▶ **Work required**
Could you count the lines in the listing that include the word "time"? Give only the number.

[Opening Records shown section]

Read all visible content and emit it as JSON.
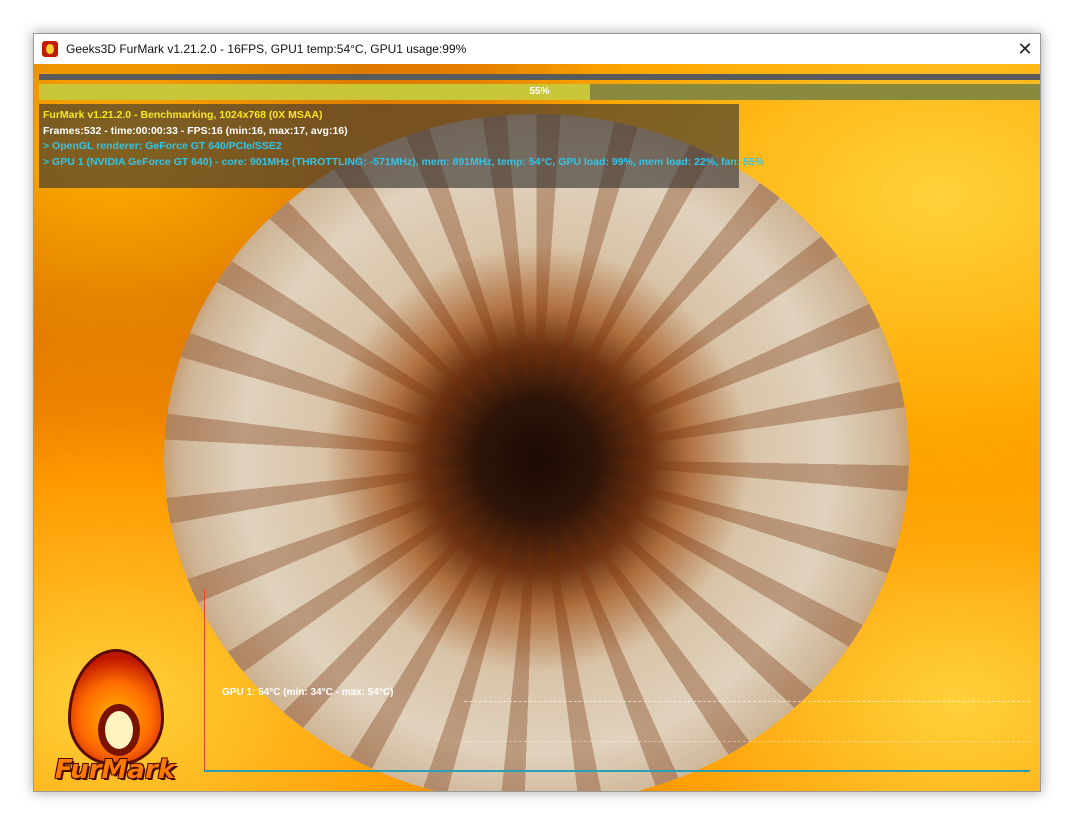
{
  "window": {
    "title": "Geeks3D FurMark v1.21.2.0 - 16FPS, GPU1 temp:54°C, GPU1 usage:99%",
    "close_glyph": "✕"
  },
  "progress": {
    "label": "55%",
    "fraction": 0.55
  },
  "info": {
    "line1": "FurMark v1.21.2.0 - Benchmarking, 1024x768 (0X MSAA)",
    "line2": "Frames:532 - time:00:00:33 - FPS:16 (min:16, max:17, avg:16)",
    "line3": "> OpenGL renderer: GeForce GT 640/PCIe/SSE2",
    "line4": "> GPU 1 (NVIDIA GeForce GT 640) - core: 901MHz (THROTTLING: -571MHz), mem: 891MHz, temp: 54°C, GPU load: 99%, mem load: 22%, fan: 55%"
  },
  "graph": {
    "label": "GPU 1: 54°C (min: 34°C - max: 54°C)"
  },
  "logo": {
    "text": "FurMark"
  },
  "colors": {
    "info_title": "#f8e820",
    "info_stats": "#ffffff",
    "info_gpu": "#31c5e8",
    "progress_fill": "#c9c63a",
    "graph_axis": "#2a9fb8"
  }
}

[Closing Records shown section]
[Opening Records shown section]

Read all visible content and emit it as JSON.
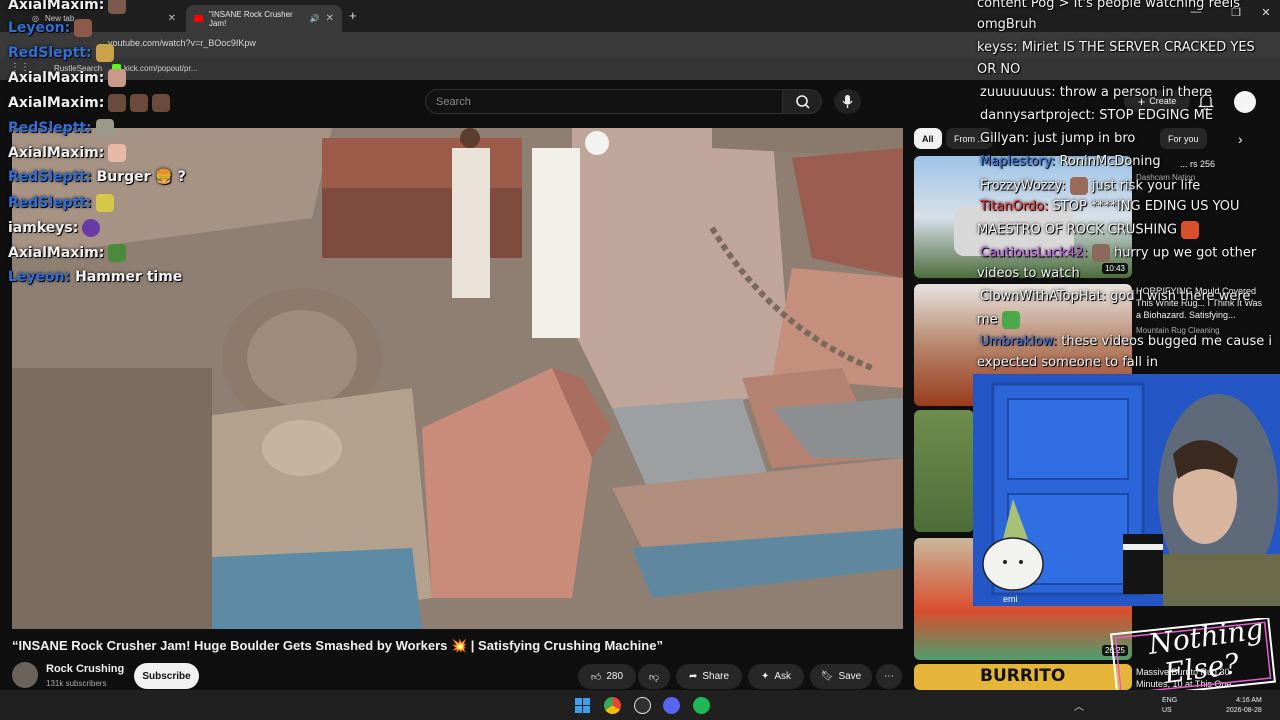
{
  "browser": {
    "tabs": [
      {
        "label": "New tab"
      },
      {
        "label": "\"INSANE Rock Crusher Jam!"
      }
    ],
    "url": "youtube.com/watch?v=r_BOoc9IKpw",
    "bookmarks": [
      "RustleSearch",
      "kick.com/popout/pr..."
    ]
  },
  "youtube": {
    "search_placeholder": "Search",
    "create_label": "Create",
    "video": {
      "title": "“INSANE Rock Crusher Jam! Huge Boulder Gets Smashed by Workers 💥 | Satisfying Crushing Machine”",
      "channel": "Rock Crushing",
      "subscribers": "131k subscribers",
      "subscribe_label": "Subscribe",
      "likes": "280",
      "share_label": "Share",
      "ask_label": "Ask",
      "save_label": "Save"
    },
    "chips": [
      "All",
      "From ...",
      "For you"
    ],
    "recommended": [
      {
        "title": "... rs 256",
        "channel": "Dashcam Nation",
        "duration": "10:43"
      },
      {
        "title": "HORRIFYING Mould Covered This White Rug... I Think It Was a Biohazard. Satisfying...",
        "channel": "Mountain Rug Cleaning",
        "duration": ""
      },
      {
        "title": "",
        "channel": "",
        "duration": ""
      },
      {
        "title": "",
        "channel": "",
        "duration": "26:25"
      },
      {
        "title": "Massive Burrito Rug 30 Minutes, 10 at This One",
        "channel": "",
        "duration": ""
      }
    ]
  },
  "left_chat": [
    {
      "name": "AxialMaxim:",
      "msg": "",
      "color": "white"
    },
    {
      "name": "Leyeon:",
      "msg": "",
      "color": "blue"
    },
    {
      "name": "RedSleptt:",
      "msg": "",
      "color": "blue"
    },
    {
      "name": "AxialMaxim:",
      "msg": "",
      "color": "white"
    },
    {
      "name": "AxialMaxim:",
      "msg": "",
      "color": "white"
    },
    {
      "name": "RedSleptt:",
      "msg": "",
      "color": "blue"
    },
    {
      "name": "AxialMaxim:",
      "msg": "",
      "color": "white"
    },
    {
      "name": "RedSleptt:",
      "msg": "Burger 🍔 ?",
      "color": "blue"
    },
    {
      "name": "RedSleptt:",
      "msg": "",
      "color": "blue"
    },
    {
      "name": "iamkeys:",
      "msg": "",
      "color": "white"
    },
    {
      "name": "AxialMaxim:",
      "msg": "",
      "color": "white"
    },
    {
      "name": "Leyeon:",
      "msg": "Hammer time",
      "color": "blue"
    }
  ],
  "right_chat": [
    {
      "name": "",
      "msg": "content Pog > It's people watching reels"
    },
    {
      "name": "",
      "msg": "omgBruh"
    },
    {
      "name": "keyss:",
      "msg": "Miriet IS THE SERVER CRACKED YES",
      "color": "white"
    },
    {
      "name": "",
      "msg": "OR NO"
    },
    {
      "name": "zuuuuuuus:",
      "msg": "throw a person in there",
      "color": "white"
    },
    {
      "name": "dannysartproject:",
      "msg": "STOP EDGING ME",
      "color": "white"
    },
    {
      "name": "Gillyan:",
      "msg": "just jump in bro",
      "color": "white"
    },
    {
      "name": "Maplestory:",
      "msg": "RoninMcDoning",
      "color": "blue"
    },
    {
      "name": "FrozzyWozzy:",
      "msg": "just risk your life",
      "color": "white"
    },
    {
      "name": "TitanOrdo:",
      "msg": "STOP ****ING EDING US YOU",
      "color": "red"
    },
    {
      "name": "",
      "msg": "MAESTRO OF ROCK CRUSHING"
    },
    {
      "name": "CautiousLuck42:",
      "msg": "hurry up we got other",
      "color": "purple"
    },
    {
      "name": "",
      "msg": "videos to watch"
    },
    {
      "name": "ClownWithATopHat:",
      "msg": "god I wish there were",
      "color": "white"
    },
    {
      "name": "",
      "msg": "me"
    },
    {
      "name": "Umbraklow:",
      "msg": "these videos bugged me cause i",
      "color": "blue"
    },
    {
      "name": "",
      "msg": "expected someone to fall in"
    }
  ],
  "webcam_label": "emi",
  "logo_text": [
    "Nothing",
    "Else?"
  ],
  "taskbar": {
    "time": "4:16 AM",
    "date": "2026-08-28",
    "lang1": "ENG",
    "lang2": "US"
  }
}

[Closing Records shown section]

▶ **Output of the exercise**
3